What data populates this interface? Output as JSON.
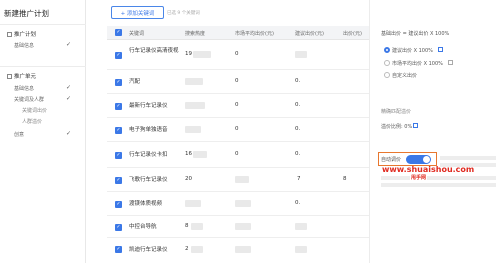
{
  "sidebar": {
    "title": "新建推广计划",
    "plan_group": "推广计划",
    "plan_items": [
      {
        "label": "基础信息",
        "done": true
      }
    ],
    "unit_group": "推广单元",
    "unit_items": [
      {
        "label": "基础信息",
        "done": true
      },
      {
        "label": "关键词及人群",
        "done": true
      },
      {
        "label": "创意",
        "done": true
      }
    ],
    "unit_subitems": [
      "关键词出价",
      "人群溢价"
    ],
    "check_glyph": "✓"
  },
  "toolbar": {
    "add_keyword_label": "+ 添加关键词",
    "hint": "已选 9 个关键词"
  },
  "table": {
    "headers": [
      "关键词",
      "搜索热度",
      "市场平均出价(元)",
      "建议出价(元)",
      "出价(元)"
    ],
    "rows": [
      {
        "keyword": "行车记录仪高清夜视",
        "heat": "19",
        "avg": "0",
        "suggest": "",
        "bid": ""
      },
      {
        "keyword": "汽配",
        "heat": "",
        "avg": "0",
        "suggest": "0.",
        "bid": ""
      },
      {
        "keyword": "最新行车记录仪",
        "heat": "",
        "avg": "0",
        "suggest": "0.",
        "bid": ""
      },
      {
        "keyword": "电子狗单独语音",
        "heat": "",
        "avg": "0",
        "suggest": "0.",
        "bid": ""
      },
      {
        "keyword": "行车记录仪卡扣",
        "heat": "16",
        "avg": "0",
        "suggest": "0.",
        "bid": ""
      },
      {
        "keyword": "飞歌行车记录仪",
        "heat": "20",
        "avg": "",
        "suggest": "7",
        "bid": "8"
      },
      {
        "keyword": "渡镁体质视频",
        "heat": "",
        "avg": "",
        "suggest": "0.",
        "bid": ""
      },
      {
        "keyword": "中控台导航",
        "heat": "8",
        "avg": "",
        "suggest": "",
        "bid": ""
      },
      {
        "keyword": "凯迪行车记录仪",
        "heat": "2",
        "avg": "",
        "suggest": "",
        "bid": ""
      }
    ]
  },
  "right_panel": {
    "formula": "基础出价 = 建议出价 X 100%",
    "options": [
      {
        "label": "建议出价 X 100%",
        "selected": true
      },
      {
        "label": "市场平均出价 X 100%",
        "selected": false
      },
      {
        "label": "自定义出价",
        "selected": false
      }
    ],
    "smart_section_title": "精确匹配溢价",
    "premium_label": "溢价比例: 0%",
    "auto_bid_label": "自动调价",
    "auto_bid_on": true
  },
  "watermark": {
    "domain": "www.shuaishou.com",
    "cn": "甩手网"
  },
  "colors": {
    "accent": "#3b78e7",
    "highlight": "#e8772e",
    "watermark": "#e02a20"
  }
}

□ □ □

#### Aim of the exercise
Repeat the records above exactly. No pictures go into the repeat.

#### Exercise solution
What data populates this interface? Output as JSON.
{
  "sidebar": {
    "title": "新建推广计划",
    "plan_group": "推广计划",
    "plan_items": [
      {
        "label": "基础信息",
        "done": true
      }
    ],
    "unit_group": "推广单元",
    "unit_items": [
      {
        "label": "基础信息",
        "done": true
      },
      {
        "label": "关键词及人群",
        "done": true
      },
      {
        "label": "创意",
        "done": true
      }
    ],
    "unit_subitems": [
      "关键词出价",
      "人群溢价"
    ],
    "check_glyph": "✓"
  },
  "toolbar": {
    "add_keyword_label": "+ 添加关键词",
    "hint": "已选 9 个关键词"
  },
  "table": {
    "headers": [
      "关键词",
      "搜索热度",
      "市场平均出价(元)",
      "建议出价(元)",
      "出价(元)"
    ],
    "rows": [
      {
        "keyword": "行车记录仪高清夜视",
        "heat": "19",
        "avg": "0",
        "suggest": "",
        "bid": ""
      },
      {
        "keyword": "汽配",
        "heat": "",
        "avg": "0",
        "suggest": "0.",
        "bid": ""
      },
      {
        "keyword": "最新行车记录仪",
        "heat": "",
        "avg": "0",
        "suggest": "0.",
        "bid": ""
      },
      {
        "keyword": "电子狗单独语音",
        "heat": "",
        "avg": "0",
        "suggest": "0.",
        "bid": ""
      },
      {
        "keyword": "行车记录仪卡扣",
        "heat": "16",
        "avg": "0",
        "suggest": "0.",
        "bid": ""
      },
      {
        "keyword": "飞歌行车记录仪",
        "heat": "20",
        "avg": "",
        "suggest": "7",
        "bid": "8"
      },
      {
        "keyword": "渡镁体质视频",
        "heat": "",
        "avg": "",
        "suggest": "0.",
        "bid": ""
      },
      {
        "keyword": "中控台导航",
        "heat": "8",
        "avg": "",
        "suggest": "",
        "bid": ""
      },
      {
        "keyword": "凯迪行车记录仪",
        "heat": "2",
        "avg": "",
        "suggest": "",
        "bid": ""
      }
    ]
  },
  "right_panel": {
    "formula": "基础出价 = 建议出价 X 100%",
    "options": [
      {
        "label": "建议出价 X 100%",
        "selected": true
      },
      {
        "label": "市场平均出价 X 100%",
        "selected": false
      },
      {
        "label": "自定义出价",
        "selected": false
      }
    ],
    "smart_section_title": "精确匹配溢价",
    "premium_label": "溢价比例: 0%",
    "auto_bid_label": "自动调价",
    "auto_bid_on": true
  },
  "watermark": {
    "domain": "www.shuaishou.com",
    "cn": "甩手网"
  },
  "colors": {
    "accent": "#3b78e7",
    "highlight": "#e8772e",
    "watermark": "#e02a20"
  }
}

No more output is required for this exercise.